Staff shortage at Gatineau Hospital leads to 2-hour protest

A group of nurses at the Gatineau Hospital held an on-the-job protest Saturday morning after an exhausted colleague was told she needed to stay after finishing a 12-hour shift.

8 nurses stayed to work with their colleague in a show of solidarity

Staffing at the Gaitneau Hospital has been stretched thin this summer, due to vacation requests and an increase in patients. Those pressures led to a two-hour protest involving a group of nurses Saturday morning. (CBC)

A group of nurses at the Gatineau Hospital held an on-the-job protest Saturday morning after an exhausted colleague was told she needed to stay after finishing a 12-hour shift.

The summer season has left the Gatineau, Que. hospital with limited staff and resources, and a combination of vacation requests and a surge in patients has forced management to ask nurses to work mandatory overtime.

The situation came to a head Saturday when the nurse in question said she was too fatigued to carry out her duties.

In a show of solidarity, eight other nurses stayed to work with their colleague, attempting to force the hospital to pay them all roughly two hours of overtime.
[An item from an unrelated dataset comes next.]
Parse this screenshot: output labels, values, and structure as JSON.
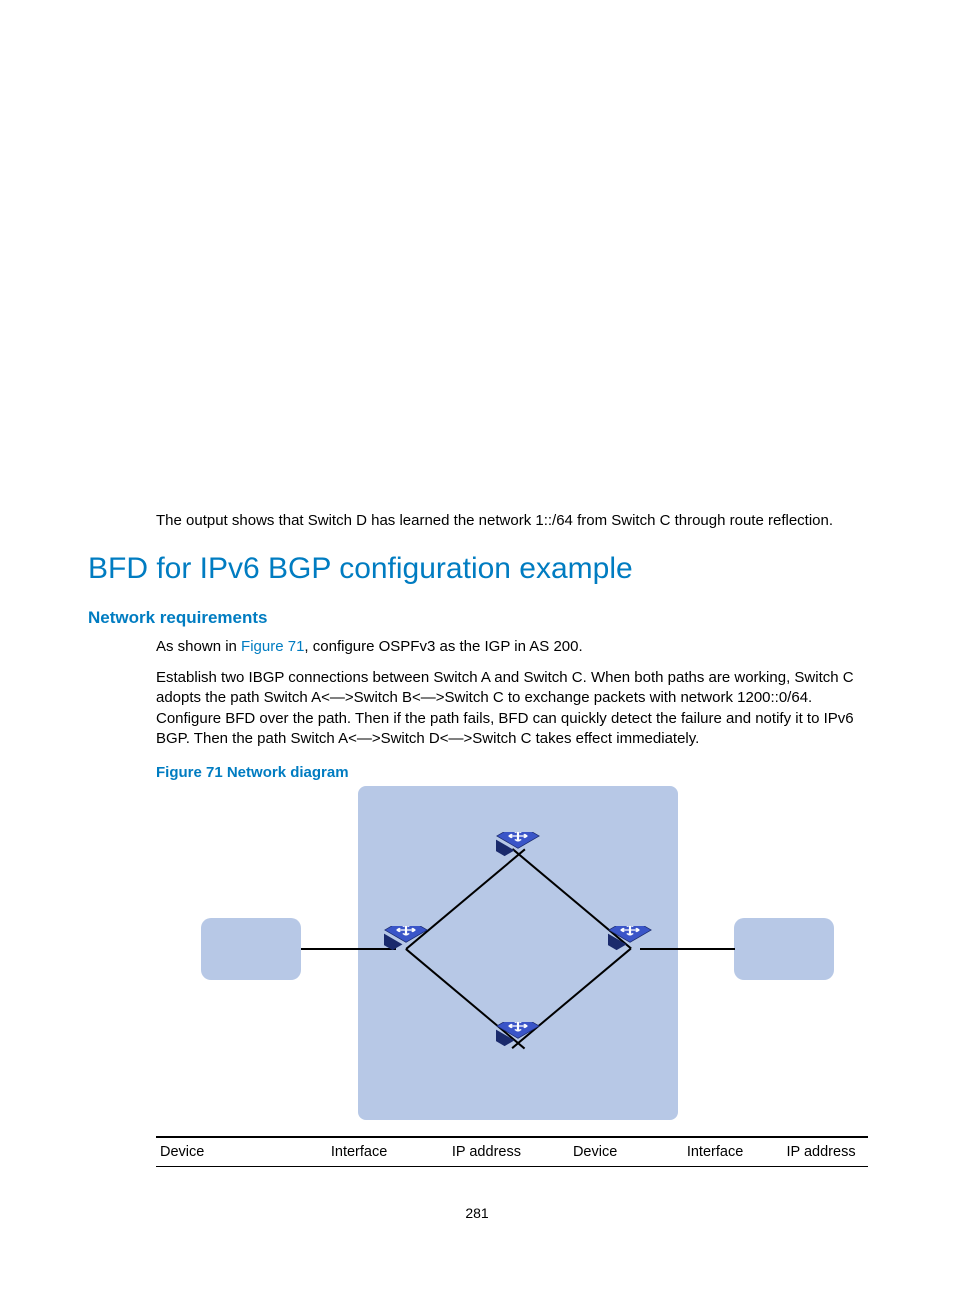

The details of the workplace protest were confirmed to Radio-Canada by the nurses' union and some of the nurses who took part.

Nurse shortage
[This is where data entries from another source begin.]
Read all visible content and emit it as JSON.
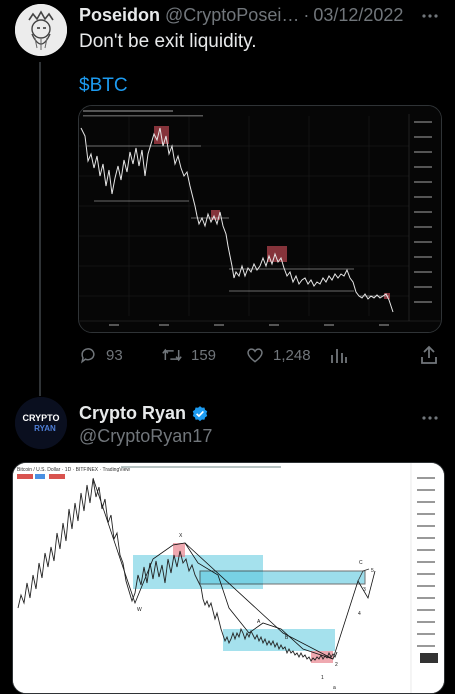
{
  "tweet1": {
    "display_name": "Poseidon",
    "handle": "@CryptoPosei…",
    "separator": "·",
    "date": "03/12/2022",
    "text": "Don't be exit liquidity.",
    "hashtag": "$BTC",
    "more_icon": "more-icon",
    "reply_count": "93",
    "retweet_count": "159",
    "like_count": "1,248"
  },
  "tweet2": {
    "display_name": "Crypto Ryan",
    "handle": "@CryptoRyan17",
    "verified": true,
    "avatar_text_top": "CRYPTO",
    "avatar_text_bottom": "RYAN",
    "chart_header": "Bitcoin / U.S. Dollar · 1D · BITFINEX · TradingView"
  },
  "colors": {
    "background": "#000000",
    "text": "#e7e9ea",
    "muted": "#71767b",
    "link": "#1d9bf0",
    "verified": "#1d9bf0",
    "zone_cyan": "#5bc8df",
    "zone_red": "#e8858f"
  }
}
The situation led to a meeting between the hospital and the union.

"We are already asking our nurses and licensed practical nurses to work many extra hours and mandatory overtime," said union representative Patrick Guay in French.

"It's not up to them to solve the shortage."

Guay told Radio-Canada that the number of nurses scheduled to work was insufficient.

"When we are in a situation where we ourselves are lacking help, it is difficult to give [patients] the care they are entitled to," he said.

Petition circulating

The Outaouais Integrated Health and Social Services Centre (CISSS), the organization that oversees hospital operations, described the incident as a minor human resources matter.

A spokesperson for the CISSS called it an "imbroglio," telling Radio-Canada that it came down to a misunderstanding of the union convention.

After a meeting with the union, the nine nurses were sent home. According to the CISSS, the nurses were no longer needed after the two hours of overtime.

Before the protest, a petition from the union had already been circulating, demanding better working conditions.

With files from Antoine Trépanier